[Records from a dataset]

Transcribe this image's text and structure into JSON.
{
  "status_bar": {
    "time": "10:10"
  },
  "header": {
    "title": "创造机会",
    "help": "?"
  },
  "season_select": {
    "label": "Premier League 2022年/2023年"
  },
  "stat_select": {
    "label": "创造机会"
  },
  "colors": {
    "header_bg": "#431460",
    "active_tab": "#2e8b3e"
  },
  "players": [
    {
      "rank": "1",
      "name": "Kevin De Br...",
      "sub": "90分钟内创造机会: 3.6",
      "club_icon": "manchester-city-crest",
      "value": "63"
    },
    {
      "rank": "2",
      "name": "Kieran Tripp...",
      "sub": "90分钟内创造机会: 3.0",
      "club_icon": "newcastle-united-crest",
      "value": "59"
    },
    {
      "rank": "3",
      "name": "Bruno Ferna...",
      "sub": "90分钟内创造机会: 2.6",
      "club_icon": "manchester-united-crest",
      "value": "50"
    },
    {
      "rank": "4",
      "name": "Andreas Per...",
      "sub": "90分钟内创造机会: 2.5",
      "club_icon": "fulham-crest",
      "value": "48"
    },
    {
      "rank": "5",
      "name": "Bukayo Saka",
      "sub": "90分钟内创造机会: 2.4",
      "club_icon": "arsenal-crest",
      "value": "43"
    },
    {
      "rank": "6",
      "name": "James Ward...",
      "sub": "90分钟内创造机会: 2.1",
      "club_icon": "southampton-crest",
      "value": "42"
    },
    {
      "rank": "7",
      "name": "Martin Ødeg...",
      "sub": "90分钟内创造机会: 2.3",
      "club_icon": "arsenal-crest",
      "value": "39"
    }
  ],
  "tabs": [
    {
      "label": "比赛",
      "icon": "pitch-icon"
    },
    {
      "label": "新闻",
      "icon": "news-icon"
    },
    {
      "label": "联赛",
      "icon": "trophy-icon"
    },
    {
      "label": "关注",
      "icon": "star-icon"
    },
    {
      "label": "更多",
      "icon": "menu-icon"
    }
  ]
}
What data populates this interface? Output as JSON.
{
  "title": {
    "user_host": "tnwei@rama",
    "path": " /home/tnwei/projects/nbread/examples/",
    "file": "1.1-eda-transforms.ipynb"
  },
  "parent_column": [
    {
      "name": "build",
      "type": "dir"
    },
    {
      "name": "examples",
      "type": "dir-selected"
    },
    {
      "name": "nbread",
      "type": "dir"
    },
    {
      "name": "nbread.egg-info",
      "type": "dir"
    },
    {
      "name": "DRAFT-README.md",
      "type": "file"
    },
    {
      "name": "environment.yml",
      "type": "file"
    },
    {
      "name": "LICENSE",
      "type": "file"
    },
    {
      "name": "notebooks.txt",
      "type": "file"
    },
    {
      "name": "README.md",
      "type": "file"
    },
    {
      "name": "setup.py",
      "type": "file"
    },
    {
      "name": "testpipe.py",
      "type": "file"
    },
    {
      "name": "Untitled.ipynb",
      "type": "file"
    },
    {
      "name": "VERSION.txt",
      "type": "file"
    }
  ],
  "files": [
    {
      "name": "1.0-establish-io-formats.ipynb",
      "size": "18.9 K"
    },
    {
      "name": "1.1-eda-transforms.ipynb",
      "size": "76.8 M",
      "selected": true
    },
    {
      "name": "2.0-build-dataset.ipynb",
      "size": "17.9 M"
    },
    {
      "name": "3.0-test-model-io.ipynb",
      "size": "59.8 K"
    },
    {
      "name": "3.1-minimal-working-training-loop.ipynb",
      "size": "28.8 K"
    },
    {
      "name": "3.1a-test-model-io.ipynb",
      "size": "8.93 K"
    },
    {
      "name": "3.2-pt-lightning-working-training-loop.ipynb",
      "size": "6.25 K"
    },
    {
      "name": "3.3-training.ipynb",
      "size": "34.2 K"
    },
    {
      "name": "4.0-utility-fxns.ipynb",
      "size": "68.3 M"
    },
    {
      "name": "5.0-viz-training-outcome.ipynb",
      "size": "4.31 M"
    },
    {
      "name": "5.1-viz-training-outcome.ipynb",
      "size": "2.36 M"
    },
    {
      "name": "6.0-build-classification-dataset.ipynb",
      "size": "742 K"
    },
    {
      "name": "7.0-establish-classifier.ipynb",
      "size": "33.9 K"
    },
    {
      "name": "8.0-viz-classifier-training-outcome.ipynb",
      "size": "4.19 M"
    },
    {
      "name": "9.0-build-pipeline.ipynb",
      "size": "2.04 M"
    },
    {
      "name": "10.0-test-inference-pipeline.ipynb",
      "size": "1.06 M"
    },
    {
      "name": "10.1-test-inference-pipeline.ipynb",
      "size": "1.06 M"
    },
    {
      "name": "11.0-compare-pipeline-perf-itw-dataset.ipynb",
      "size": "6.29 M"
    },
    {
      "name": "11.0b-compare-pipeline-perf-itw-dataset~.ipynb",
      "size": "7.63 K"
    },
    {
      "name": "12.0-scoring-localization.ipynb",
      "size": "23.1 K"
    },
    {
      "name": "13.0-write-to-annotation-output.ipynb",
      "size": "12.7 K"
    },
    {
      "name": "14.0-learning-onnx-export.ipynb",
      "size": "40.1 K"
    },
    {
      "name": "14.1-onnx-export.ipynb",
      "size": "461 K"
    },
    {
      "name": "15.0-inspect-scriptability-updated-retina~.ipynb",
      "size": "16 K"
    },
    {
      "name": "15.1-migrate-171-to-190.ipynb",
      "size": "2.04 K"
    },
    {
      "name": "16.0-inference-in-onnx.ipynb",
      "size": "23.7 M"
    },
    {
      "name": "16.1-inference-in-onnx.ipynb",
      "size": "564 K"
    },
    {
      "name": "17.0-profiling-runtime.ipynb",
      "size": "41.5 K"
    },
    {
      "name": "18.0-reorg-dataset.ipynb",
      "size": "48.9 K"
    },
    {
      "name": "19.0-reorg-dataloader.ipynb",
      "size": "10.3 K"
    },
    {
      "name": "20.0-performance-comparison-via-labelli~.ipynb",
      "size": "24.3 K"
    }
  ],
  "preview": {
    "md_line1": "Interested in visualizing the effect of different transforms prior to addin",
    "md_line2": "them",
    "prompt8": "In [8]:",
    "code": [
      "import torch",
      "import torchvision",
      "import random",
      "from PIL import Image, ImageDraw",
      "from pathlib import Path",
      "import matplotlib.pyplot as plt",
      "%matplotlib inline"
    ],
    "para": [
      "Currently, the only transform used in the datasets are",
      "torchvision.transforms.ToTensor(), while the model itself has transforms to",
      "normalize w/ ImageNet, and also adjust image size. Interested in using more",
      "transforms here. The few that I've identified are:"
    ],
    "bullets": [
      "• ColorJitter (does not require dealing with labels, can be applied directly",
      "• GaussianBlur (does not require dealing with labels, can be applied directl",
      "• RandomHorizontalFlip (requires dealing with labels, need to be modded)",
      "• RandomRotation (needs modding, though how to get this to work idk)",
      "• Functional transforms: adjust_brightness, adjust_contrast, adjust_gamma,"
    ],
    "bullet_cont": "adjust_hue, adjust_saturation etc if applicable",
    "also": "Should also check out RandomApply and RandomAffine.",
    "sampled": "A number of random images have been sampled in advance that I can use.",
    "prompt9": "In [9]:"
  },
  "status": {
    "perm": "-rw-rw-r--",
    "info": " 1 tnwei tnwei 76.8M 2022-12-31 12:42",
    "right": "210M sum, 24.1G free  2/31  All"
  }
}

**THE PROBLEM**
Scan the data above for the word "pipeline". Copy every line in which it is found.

**SOLUTION FOR THIS TASK**
      "name": "9.0-build-pipeline.ipynb",
      "name": "10.0-test-inference-pipeline.ipynb",
      "name": "10.1-test-inference-pipeline.ipynb",
      "name": "11.0-compare-pipeline-perf-itw-dataset.ipynb",
      "name": "11.0b-compare-pipeline-perf-itw-dataset~.ipynb",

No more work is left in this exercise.